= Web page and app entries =
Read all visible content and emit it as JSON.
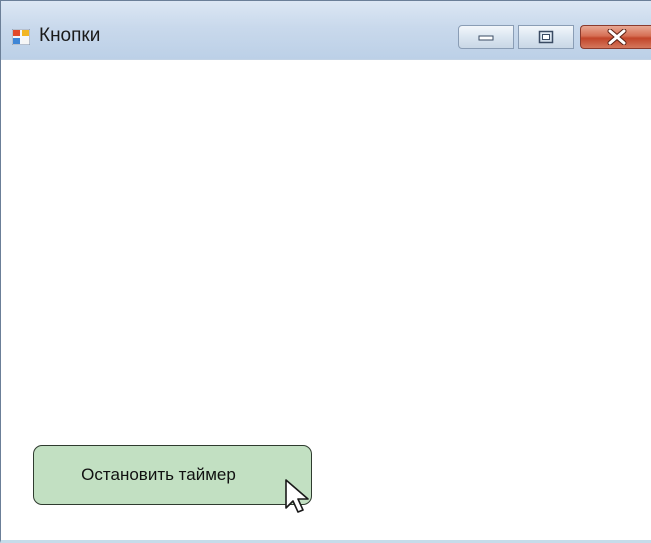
{
  "window": {
    "title": "Кнопки",
    "icon": "windows-form-icon"
  },
  "titlebar_controls": {
    "minimize_icon": "minimize-icon",
    "maximize_icon": "maximize-icon",
    "close_icon": "close-icon"
  },
  "form": {
    "button_label": "Остановить таймер",
    "button_color": "#c2e0c2"
  },
  "cursor": "arrow-pointer-icon"
}
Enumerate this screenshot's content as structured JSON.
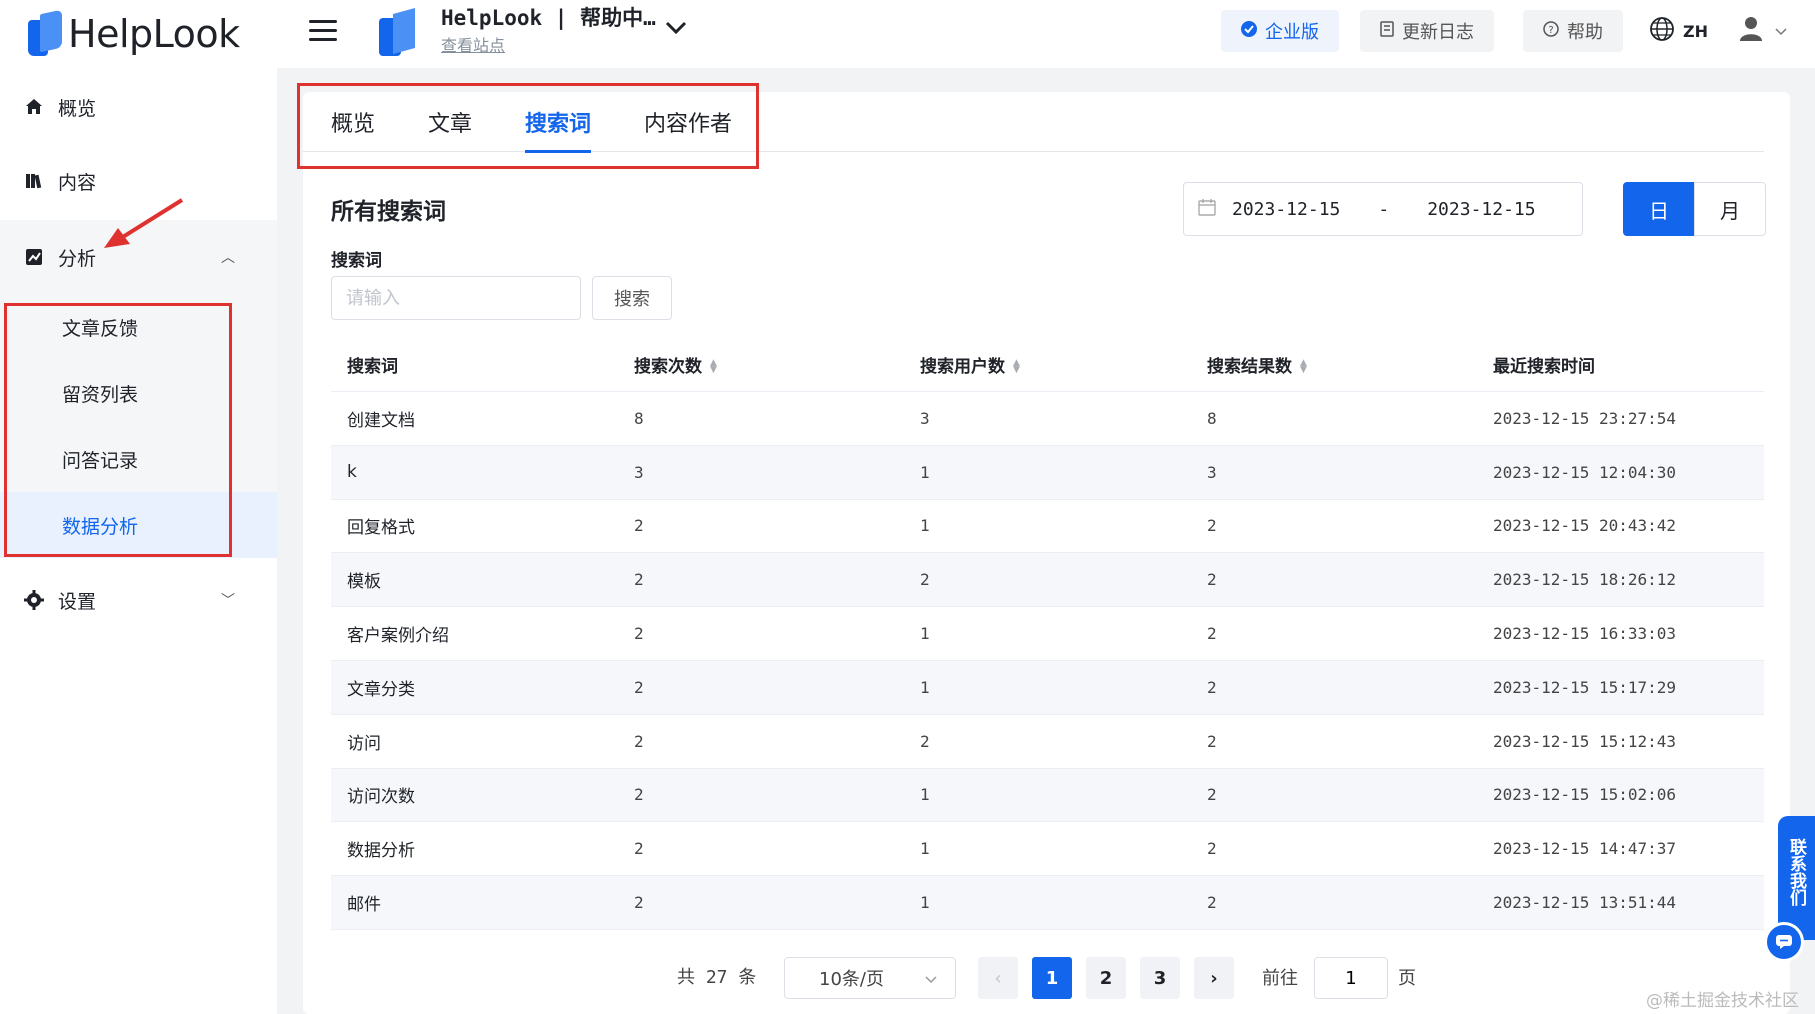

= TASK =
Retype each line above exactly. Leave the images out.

= RESPONSE BOX =
Read all visible content and emit it as JSON.
{
  "window": {
    "title": "Кнопки",
    "icon": "windows-form-icon"
  },
  "titlebar_controls": {
    "minimize_icon": "minimize-icon",
    "maximize_icon": "maximize-icon",
    "close_icon": "close-icon"
  },
  "form": {
    "button_label": "Остановить таймер",
    "button_color": "#c2e0c2"
  },
  "cursor": "arrow-pointer-icon"
}
Enumerate this screenshot's content as structured JSON.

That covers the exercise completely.